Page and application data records

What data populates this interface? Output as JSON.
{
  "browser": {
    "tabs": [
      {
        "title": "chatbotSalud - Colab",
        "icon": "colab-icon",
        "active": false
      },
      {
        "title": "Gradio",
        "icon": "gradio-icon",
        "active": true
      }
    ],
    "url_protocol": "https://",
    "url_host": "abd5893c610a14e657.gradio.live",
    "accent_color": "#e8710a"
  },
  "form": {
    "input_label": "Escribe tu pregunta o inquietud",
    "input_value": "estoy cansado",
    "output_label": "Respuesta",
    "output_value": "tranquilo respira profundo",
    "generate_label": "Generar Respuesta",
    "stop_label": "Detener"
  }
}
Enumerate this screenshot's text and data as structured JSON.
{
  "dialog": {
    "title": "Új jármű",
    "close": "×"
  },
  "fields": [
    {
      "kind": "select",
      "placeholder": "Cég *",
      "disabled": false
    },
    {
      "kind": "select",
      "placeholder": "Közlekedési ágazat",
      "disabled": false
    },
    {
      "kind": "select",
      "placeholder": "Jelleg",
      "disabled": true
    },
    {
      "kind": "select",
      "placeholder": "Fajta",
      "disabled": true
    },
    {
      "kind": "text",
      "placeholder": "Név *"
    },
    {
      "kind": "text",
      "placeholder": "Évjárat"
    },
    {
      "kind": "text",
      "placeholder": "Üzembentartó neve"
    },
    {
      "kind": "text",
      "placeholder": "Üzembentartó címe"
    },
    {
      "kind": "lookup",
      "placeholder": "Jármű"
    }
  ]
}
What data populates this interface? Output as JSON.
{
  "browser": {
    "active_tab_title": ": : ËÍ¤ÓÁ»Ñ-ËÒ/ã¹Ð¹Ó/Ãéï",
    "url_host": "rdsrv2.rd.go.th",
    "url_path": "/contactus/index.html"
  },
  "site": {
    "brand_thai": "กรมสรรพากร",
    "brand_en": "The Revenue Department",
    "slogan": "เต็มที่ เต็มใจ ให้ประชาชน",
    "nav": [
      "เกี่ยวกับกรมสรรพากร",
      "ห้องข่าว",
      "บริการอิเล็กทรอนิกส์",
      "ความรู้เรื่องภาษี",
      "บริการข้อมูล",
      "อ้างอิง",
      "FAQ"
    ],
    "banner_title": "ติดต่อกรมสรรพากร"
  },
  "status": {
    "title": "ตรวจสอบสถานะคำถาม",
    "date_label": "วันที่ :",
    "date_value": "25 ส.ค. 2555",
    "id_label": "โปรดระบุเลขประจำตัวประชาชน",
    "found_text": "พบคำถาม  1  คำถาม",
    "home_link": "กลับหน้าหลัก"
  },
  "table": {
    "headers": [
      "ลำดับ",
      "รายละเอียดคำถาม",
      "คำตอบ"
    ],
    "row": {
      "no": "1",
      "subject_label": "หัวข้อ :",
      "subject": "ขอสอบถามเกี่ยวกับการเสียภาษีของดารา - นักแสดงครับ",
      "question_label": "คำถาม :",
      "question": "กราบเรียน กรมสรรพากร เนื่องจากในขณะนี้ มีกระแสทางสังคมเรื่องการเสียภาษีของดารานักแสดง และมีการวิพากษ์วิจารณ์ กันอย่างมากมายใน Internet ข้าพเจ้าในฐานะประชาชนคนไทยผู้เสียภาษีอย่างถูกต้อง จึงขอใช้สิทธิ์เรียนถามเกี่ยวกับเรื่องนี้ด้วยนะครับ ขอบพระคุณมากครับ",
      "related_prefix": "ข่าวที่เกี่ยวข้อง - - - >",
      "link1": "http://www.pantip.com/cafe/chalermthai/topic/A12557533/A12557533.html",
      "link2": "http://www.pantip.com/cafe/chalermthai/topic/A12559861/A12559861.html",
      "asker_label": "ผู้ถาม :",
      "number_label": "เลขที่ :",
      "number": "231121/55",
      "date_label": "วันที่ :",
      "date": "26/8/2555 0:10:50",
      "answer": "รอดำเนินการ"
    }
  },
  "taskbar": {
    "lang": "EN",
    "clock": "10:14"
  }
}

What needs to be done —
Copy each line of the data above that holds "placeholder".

Answer to this exercise —
      "placeholder": "Cég *",
      "placeholder": "Közlekedési ágazat",
      "placeholder": "Jelleg",
      "placeholder": "Fajta",
      "placeholder": "Név *"
      "placeholder": "Évjárat"
      "placeholder": "Üzembentartó neve"
      "placeholder": "Üzembentartó címe"
      "placeholder": "Jármű"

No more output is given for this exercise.